An endoscopy in March 2010 determined that Kevin had a cancerous tumour on his oesophagus. The consultant said he’d have six months to a year to live. He started an aggressive form of chemotherapy but it was so strong that he was taken to hospital where he stayed for a month. He lost four stone in weight in three weeks and the doctors didn’t think he’d make it but the cancer subsided.
His son Dean explained, “Dad didn’t need treatment for six months but swallowing started to become more difficult again; he could only manage to eat soup, he was in and out of hospital a lot that year. He was in a lot of pain - the cancer was starting to take over. Dad was very weak and had a fall in the night and they found out the cancer had spread to his brain. It was his body’s way of shutting down.”

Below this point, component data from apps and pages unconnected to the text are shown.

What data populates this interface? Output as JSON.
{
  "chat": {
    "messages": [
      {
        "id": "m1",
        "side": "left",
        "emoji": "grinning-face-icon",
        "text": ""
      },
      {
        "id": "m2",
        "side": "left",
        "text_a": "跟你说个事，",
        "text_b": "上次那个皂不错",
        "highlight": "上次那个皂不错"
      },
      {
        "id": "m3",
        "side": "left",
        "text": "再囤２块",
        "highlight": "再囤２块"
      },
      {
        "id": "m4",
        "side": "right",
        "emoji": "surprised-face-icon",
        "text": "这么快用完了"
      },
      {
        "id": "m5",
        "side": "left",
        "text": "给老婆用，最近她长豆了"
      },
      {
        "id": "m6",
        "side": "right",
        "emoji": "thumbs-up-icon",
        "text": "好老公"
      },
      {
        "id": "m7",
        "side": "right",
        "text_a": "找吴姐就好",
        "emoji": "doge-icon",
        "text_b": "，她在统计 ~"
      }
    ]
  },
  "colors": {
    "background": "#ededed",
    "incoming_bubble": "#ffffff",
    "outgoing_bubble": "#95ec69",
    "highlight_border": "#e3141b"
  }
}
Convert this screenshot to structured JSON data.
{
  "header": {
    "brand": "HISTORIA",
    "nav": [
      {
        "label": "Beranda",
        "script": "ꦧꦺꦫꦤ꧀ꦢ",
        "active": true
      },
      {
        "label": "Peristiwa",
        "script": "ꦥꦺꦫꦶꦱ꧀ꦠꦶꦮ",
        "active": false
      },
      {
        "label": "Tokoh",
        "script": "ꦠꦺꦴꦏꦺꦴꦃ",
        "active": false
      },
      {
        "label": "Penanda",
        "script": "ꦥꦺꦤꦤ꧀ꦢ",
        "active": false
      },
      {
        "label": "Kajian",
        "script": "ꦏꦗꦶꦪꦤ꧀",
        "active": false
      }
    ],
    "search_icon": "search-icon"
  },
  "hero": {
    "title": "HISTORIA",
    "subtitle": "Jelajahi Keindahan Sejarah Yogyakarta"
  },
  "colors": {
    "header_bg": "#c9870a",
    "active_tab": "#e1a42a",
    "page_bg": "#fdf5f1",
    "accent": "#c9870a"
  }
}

Ben, also Kevin’s son, said, “Dad wanted to die at home so we did everything we could for him. We moved his room down from the loft, got an electric bed, had hand rails installed. It was perfect for him to come home to but he’d built up so much dependence on the nurses and it had become his normality. He felt alone at home.”
Kevin was referred to Fair Havens Hospice in September 2012.
“We all thought the hospice was an old people’s home but we went to look around and thought ‘This is perfect’. They put Dad on a waiting list for a bed and we didn’t know if he’d make it but thankfully, a room became free. It was such a relief. The nurses were just amazing, they checked on him every hour.”
Dean said, “We hated leaving him in hospital but at Fair Havens we could come and go as we pleased. We even took Gus, our dog, to see him! We could never have done that in hospital and it was an amazing moment for us."
“It had been a tough two and a half years so we were relieved when Dad died because he wasn’t suffering any more. It was surreal to say goodbye but it would have been awful if we weren’t at Fair Havens. It made the biggest difference to how we have all coped with it. There are a lot of things behind the scenes that can be taken for granted. It’s important for people’s perceptions to change.”
Ben added, “It was so private and the nurses were so informative. They let us know what was happening all the time. The value of what we received was unprecedented. We feel like we owe them for everything they did for Dad and us. We didn’t realise how much they did and I don’t know what we’d have done without them. The way he died, that scenario, was perfect. It’s important for everyone to have that choice. The other option is unimaginable."
“We knew very little about Fair Havens Hospice until we needed them, and like everyone that has needed them, we are forever grateful for the amazing work, care, love and attention they provided our Father (and husband) when he needed it most."
“If we weren’t as fortunate as we were, and the opportunity of my father going into the Hospice wasn’t available, I don’t know what we would have done. We hope no one ever requires the need of a Hospice, but if they ever do, it should be available to them no matter what, which is why these new premises are so fundamentally important."
“We all back the new Fair Havens whole heartedly and still cannot understand why anyone would object to such amazing and undervalued care, especially for those who have very little choice left.”